### Work item
Set down again each entry exactly as it reads, pictures excluded.

[Items listed in a dataset]
════════════════

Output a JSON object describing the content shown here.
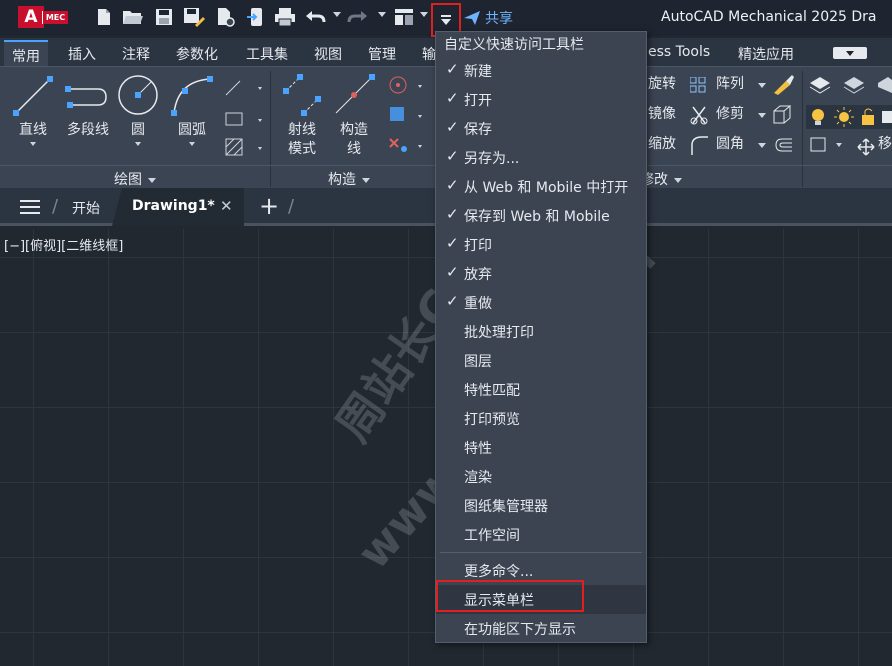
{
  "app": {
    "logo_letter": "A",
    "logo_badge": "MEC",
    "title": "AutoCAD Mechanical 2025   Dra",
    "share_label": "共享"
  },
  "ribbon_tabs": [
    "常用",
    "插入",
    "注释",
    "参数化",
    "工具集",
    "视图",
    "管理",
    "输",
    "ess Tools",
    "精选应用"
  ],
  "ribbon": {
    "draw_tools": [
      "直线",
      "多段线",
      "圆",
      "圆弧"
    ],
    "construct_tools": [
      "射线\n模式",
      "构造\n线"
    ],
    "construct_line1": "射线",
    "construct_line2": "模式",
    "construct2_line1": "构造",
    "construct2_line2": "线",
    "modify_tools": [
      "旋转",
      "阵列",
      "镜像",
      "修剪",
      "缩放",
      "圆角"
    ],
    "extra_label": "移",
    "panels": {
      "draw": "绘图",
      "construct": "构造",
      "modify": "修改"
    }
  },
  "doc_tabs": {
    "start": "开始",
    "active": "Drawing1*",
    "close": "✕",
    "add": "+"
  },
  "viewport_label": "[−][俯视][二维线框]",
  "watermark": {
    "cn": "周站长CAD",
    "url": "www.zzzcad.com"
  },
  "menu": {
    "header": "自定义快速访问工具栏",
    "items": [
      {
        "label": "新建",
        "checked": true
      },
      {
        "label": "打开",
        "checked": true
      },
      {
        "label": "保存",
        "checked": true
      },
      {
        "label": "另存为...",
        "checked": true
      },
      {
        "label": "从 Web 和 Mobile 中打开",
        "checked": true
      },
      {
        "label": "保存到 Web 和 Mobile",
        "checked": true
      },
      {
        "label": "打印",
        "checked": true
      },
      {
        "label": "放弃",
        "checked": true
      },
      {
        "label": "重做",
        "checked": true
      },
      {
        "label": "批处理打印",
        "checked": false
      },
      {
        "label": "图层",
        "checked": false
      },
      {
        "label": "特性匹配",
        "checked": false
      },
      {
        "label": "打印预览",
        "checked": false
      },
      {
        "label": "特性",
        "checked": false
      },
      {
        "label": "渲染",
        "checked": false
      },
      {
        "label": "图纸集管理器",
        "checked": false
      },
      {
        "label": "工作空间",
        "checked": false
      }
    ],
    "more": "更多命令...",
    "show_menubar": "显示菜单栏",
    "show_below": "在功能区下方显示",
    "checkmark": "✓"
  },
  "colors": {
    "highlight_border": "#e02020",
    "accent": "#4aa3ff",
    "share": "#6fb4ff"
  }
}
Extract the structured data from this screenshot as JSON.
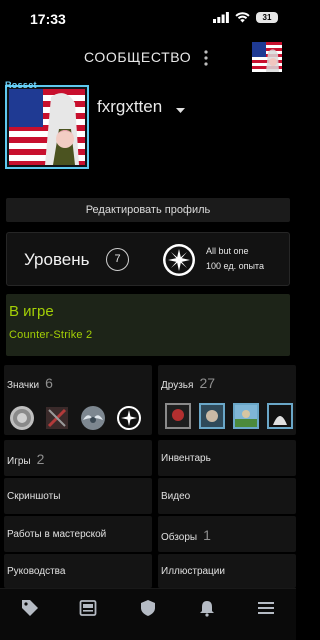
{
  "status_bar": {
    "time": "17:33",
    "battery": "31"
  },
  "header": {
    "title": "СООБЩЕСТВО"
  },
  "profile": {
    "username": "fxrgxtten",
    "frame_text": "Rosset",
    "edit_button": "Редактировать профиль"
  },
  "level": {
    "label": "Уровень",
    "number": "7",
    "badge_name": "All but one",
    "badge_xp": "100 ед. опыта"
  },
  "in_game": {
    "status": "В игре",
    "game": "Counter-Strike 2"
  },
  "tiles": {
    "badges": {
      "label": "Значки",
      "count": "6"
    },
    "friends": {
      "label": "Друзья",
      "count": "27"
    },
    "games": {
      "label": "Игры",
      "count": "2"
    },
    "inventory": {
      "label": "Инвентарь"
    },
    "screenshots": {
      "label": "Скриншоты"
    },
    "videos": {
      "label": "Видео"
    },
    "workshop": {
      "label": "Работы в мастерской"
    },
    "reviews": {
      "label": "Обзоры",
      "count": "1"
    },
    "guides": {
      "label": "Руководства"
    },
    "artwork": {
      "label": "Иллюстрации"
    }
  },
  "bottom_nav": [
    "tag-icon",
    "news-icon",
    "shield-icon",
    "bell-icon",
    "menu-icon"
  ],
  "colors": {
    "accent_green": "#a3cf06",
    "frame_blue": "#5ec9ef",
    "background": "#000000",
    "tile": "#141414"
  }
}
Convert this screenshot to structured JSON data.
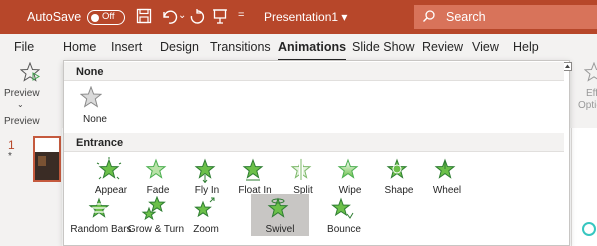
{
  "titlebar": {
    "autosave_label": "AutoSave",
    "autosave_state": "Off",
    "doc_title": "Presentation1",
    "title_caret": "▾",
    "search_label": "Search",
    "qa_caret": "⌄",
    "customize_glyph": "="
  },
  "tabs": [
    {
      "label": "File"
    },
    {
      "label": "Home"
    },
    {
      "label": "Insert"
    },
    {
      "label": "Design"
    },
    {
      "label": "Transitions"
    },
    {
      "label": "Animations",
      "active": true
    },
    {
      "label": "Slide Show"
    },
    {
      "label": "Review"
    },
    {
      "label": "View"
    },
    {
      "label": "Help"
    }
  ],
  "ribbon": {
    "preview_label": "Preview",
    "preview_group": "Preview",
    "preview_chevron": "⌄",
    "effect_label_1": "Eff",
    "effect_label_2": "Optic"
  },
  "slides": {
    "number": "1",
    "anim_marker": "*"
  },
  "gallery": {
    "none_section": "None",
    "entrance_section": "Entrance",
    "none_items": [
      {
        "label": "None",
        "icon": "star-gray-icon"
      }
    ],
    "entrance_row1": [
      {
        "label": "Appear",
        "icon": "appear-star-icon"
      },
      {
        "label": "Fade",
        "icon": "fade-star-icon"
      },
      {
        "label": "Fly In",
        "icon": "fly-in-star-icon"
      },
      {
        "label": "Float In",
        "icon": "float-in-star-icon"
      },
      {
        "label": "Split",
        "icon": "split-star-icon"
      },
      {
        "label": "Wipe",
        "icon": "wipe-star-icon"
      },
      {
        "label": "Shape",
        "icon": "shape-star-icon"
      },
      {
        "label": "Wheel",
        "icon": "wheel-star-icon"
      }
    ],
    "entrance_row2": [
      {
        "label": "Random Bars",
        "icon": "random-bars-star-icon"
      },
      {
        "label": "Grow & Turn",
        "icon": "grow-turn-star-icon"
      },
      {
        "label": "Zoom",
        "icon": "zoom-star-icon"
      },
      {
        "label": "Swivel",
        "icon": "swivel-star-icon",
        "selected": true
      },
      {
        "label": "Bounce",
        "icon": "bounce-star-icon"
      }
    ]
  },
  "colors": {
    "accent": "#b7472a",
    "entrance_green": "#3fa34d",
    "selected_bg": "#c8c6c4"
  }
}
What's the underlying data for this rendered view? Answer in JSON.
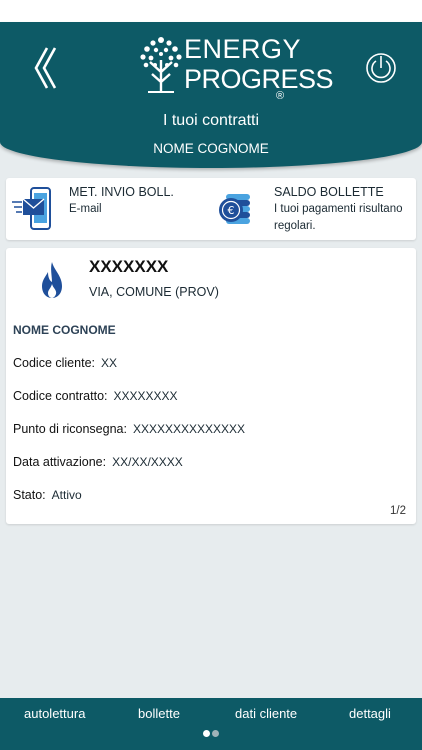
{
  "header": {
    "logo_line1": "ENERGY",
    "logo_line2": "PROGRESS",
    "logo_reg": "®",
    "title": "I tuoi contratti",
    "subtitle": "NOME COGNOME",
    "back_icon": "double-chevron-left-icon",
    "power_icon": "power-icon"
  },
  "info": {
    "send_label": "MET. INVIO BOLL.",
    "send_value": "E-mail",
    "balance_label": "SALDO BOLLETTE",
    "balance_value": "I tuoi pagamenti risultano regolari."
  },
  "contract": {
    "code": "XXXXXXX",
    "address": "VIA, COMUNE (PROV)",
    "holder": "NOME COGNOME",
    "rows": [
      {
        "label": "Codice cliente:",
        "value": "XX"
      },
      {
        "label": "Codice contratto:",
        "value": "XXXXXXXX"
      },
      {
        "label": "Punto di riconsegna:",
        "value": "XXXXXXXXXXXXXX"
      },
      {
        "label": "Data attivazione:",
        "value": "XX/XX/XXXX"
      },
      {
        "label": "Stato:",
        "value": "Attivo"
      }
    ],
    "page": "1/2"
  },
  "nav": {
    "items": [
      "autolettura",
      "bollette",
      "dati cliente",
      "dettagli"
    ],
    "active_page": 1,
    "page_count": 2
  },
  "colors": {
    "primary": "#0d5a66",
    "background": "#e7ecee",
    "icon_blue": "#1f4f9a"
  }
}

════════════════

### Answer section
Output a JSON object describing the content shown here.
{
  "app": {
    "logo_letter": "A",
    "logo_badge": "MEC",
    "title": "AutoCAD Mechanical 2025   Dra",
    "share_label": "共享"
  },
  "ribbon_tabs": [
    "常用",
    "插入",
    "注释",
    "参数化",
    "工具集",
    "视图",
    "管理",
    "输",
    "ess Tools",
    "精选应用"
  ],
  "ribbon": {
    "draw_tools": [
      "直线",
      "多段线",
      "圆",
      "圆弧"
    ],
    "construct_tools": [
      "射线\n模式",
      "构造\n线"
    ],
    "construct_line1": "射线",
    "construct_line2": "模式",
    "construct2_line1": "构造",
    "construct2_line2": "线",
    "modify_tools": [
      "旋转",
      "阵列",
      "镜像",
      "修剪",
      "缩放",
      "圆角"
    ],
    "extra_label": "移",
    "panels": {
      "draw": "绘图",
      "construct": "构造",
      "modify": "修改"
    }
  },
  "doc_tabs": {
    "start": "开始",
    "active": "Drawing1*",
    "close": "✕",
    "add": "+"
  },
  "viewport_label": "[−][俯视][二维线框]",
  "watermark": {
    "cn": "周站长CAD",
    "url": "www.zzzcad.com"
  },
  "menu": {
    "header": "自定义快速访问工具栏",
    "items": [
      {
        "label": "新建",
        "checked": true
      },
      {
        "label": "打开",
        "checked": true
      },
      {
        "label": "保存",
        "checked": true
      },
      {
        "label": "另存为...",
        "checked": true
      },
      {
        "label": "从 Web 和 Mobile 中打开",
        "checked": true
      },
      {
        "label": "保存到 Web 和 Mobile",
        "checked": true
      },
      {
        "label": "打印",
        "checked": true
      },
      {
        "label": "放弃",
        "checked": true
      },
      {
        "label": "重做",
        "checked": true
      },
      {
        "label": "批处理打印",
        "checked": false
      },
      {
        "label": "图层",
        "checked": false
      },
      {
        "label": "特性匹配",
        "checked": false
      },
      {
        "label": "打印预览",
        "checked": false
      },
      {
        "label": "特性",
        "checked": false
      },
      {
        "label": "渲染",
        "checked": false
      },
      {
        "label": "图纸集管理器",
        "checked": false
      },
      {
        "label": "工作空间",
        "checked": false
      }
    ],
    "more": "更多命令...",
    "show_menubar": "显示菜单栏",
    "show_below": "在功能区下方显示",
    "checkmark": "✓"
  },
  "colors": {
    "highlight_border": "#e02020",
    "accent": "#4aa3ff",
    "share": "#6fb4ff"
  }
}
Extract the structured data from this screenshot as JSON.
{
  "status_bar": {
    "time": "17:33",
    "battery": "31"
  },
  "header": {
    "title": "СООБЩЕСТВО"
  },
  "profile": {
    "username": "fxrgxtten",
    "frame_text": "Rosset",
    "edit_button": "Редактировать профиль"
  },
  "level": {
    "label": "Уровень",
    "number": "7",
    "badge_name": "All but one",
    "badge_xp": "100 ед. опыта"
  },
  "in_game": {
    "status": "В игре",
    "game": "Counter-Strike 2"
  },
  "tiles": {
    "badges": {
      "label": "Значки",
      "count": "6"
    },
    "friends": {
      "label": "Друзья",
      "count": "27"
    },
    "games": {
      "label": "Игры",
      "count": "2"
    },
    "inventory": {
      "label": "Инвентарь"
    },
    "screenshots": {
      "label": "Скриншоты"
    },
    "videos": {
      "label": "Видео"
    },
    "workshop": {
      "label": "Работы в мастерской"
    },
    "reviews": {
      "label": "Обзоры",
      "count": "1"
    },
    "guides": {
      "label": "Руководства"
    },
    "artwork": {
      "label": "Иллюстрации"
    }
  },
  "bottom_nav": [
    "tag-icon",
    "news-icon",
    "shield-icon",
    "bell-icon",
    "menu-icon"
  ],
  "colors": {
    "accent_green": "#a3cf06",
    "frame_blue": "#5ec9ef",
    "background": "#000000",
    "tile": "#141414"
  }
}
Convert this screenshot to structured JSON data.
{
  "titlebar": {
    "autosave_label": "AutoSave",
    "autosave_state": "Off",
    "doc_title": "Presentation1",
    "title_caret": "▾",
    "search_label": "Search",
    "qa_caret": "⌄",
    "customize_glyph": "="
  },
  "tabs": [
    {
      "label": "File"
    },
    {
      "label": "Home"
    },
    {
      "label": "Insert"
    },
    {
      "label": "Design"
    },
    {
      "label": "Transitions"
    },
    {
      "label": "Animations",
      "active": true
    },
    {
      "label": "Slide Show"
    },
    {
      "label": "Review"
    },
    {
      "label": "View"
    },
    {
      "label": "Help"
    }
  ],
  "ribbon": {
    "preview_label": "Preview",
    "preview_group": "Preview",
    "preview_chevron": "⌄",
    "effect_label_1": "Eff",
    "effect_label_2": "Optic"
  },
  "slides": {
    "number": "1",
    "anim_marker": "*"
  },
  "gallery": {
    "none_section": "None",
    "entrance_section": "Entrance",
    "none_items": [
      {
        "label": "None",
        "icon": "star-gray-icon"
      }
    ],
    "entrance_row1": [
      {
        "label": "Appear",
        "icon": "appear-star-icon"
      },
      {
        "label": "Fade",
        "icon": "fade-star-icon"
      },
      {
        "label": "Fly In",
        "icon": "fly-in-star-icon"
      },
      {
        "label": "Float In",
        "icon": "float-in-star-icon"
      },
      {
        "label": "Split",
        "icon": "split-star-icon"
      },
      {
        "label": "Wipe",
        "icon": "wipe-star-icon"
      },
      {
        "label": "Shape",
        "icon": "shape-star-icon"
      },
      {
        "label": "Wheel",
        "icon": "wheel-star-icon"
      }
    ],
    "entrance_row2": [
      {
        "label": "Random Bars",
        "icon": "random-bars-star-icon"
      },
      {
        "label": "Grow & Turn",
        "icon": "grow-turn-star-icon"
      },
      {
        "label": "Zoom",
        "icon": "zoom-star-icon"
      },
      {
        "label": "Swivel",
        "icon": "swivel-star-icon",
        "selected": true
      },
      {
        "label": "Bounce",
        "icon": "bounce-star-icon"
      }
    ]
  },
  "colors": {
    "accent": "#b7472a",
    "entrance_green": "#3fa34d",
    "selected_bg": "#c8c6c4"
  }
}
What's the underlying data for this rendered view? Answer in JSON.
{
  "header": {
    "logo_line1": "ENERGY",
    "logo_line2": "PROGRESS",
    "logo_reg": "®",
    "title": "I tuoi contratti",
    "subtitle": "NOME COGNOME",
    "back_icon": "double-chevron-left-icon",
    "power_icon": "power-icon"
  },
  "info": {
    "send_label": "MET. INVIO BOLL.",
    "send_value": "E-mail",
    "balance_label": "SALDO BOLLETTE",
    "balance_value": "I tuoi pagamenti risultano regolari."
  },
  "contract": {
    "code": "XXXXXXX",
    "address": "VIA, COMUNE (PROV)",
    "holder": "NOME COGNOME",
    "rows": [
      {
        "label": "Codice cliente:",
        "value": "XX"
      },
      {
        "label": "Codice contratto:",
        "value": "XXXXXXXX"
      },
      {
        "label": "Punto di riconsegna:",
        "value": "XXXXXXXXXXXXXX"
      },
      {
        "label": "Data attivazione:",
        "value": "XX/XX/XXXX"
      },
      {
        "label": "Stato:",
        "value": "Attivo"
      }
    ],
    "page": "1/2"
  },
  "nav": {
    "items": [
      "autolettura",
      "bollette",
      "dati cliente",
      "dettagli"
    ],
    "active_page": 1,
    "page_count": 2
  },
  "colors": {
    "primary": "#0d5a66",
    "background": "#e7ecee",
    "icon_blue": "#1f4f9a"
  }
}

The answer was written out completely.